**Task requirements**: If a line of the data below contains the string "Unlock", count it, then state the total alone.

(Website and app data records)
^^^^^^^^^^^^^^^^
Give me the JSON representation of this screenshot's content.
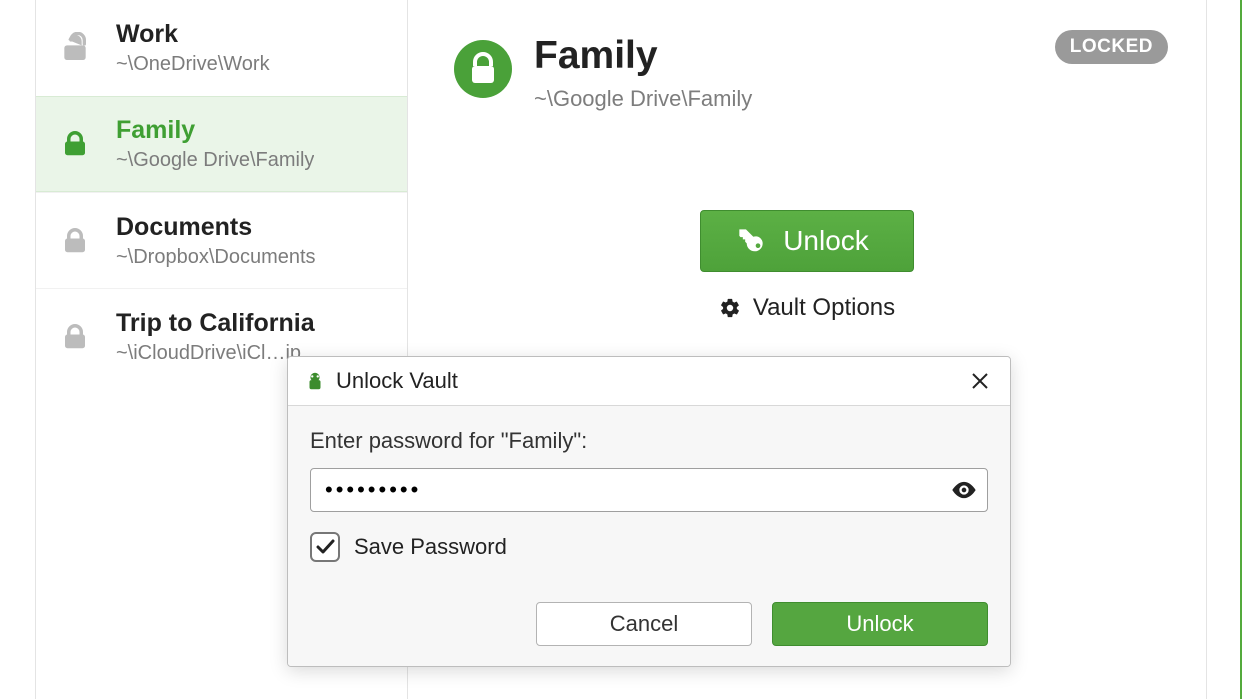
{
  "colors": {
    "accent": "#55a640",
    "muted": "#7d7d7d"
  },
  "sidebar": {
    "items": [
      {
        "name": "Work",
        "path": "~\\OneDrive\\Work",
        "locked": false,
        "selected": false
      },
      {
        "name": "Family",
        "path": "~\\Google Drive\\Family",
        "locked": true,
        "selected": true
      },
      {
        "name": "Documents",
        "path": "~\\Dropbox\\Documents",
        "locked": true,
        "selected": false
      },
      {
        "name": "Trip to California",
        "path": "~\\iCloudDrive\\iCl…ip ",
        "locked": true,
        "selected": false
      }
    ]
  },
  "detail": {
    "title": "Family",
    "path": "~\\Google Drive\\Family",
    "locked_badge": "LOCKED",
    "unlock_label": "Unlock",
    "options_label": "Vault Options"
  },
  "dialog": {
    "title": "Unlock Vault",
    "prompt": "Enter password for \"Family\":",
    "password_value": "•••••••••",
    "save_label": "Save Password",
    "save_checked": true,
    "cancel_label": "Cancel",
    "unlock_label": "Unlock"
  }
}
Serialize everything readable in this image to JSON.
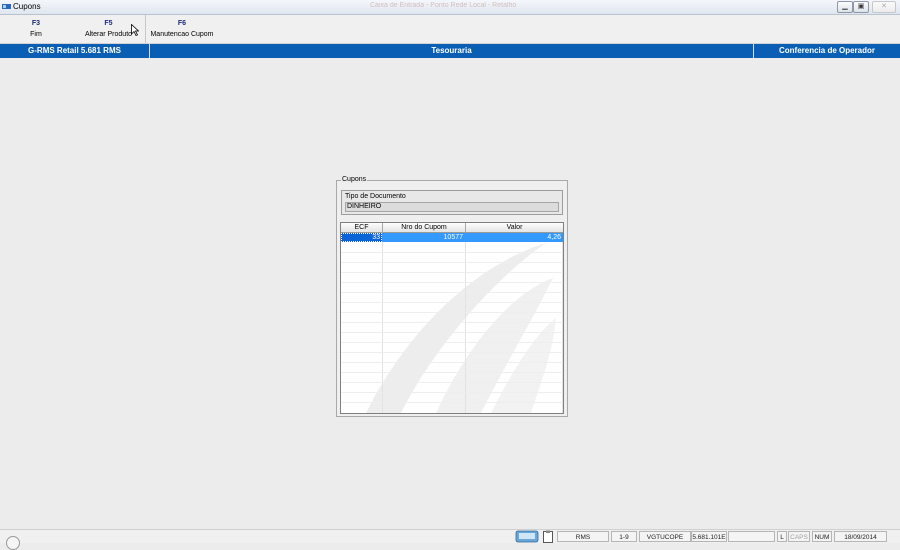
{
  "window": {
    "title": "Cupons",
    "ghost_title": "Caixa de Entrada - Ponto Rede Local - Retalho",
    "min_icon": "minimize-icon",
    "max_icon": "restore-icon",
    "close_icon": "close-icon"
  },
  "toolbar": {
    "items": [
      {
        "key": "F3",
        "label": "Fim"
      },
      {
        "key": "F5",
        "label": "Alterar Produto"
      },
      {
        "key": "F6",
        "label": "Manutencao Cupom"
      }
    ]
  },
  "header": {
    "left": "G-RMS Retail 5.681 RMS",
    "center": "Tesouraria",
    "right": "Conferencia de Operador",
    "color": "#0a5fb4"
  },
  "cupons": {
    "legend": "Cupons",
    "tipo_label": "Tipo de Documento",
    "tipo_value": "DINHEIRO",
    "columns": [
      "ECF",
      "Nro do Cupom",
      "Valor"
    ],
    "rows": [
      {
        "ecf": "33",
        "cupom": "10577",
        "valor": "4,26"
      }
    ],
    "selection_color": "#3399ff"
  },
  "statusbar": {
    "rms": "RMS",
    "range": "1-9",
    "program": "VGTUCOPE",
    "version": "5.681.101E",
    "empty": "",
    "l": "L",
    "caps": "CAPS",
    "num": "NUM",
    "date": "18/09/2014"
  }
}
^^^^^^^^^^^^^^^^
**Answer area**: 3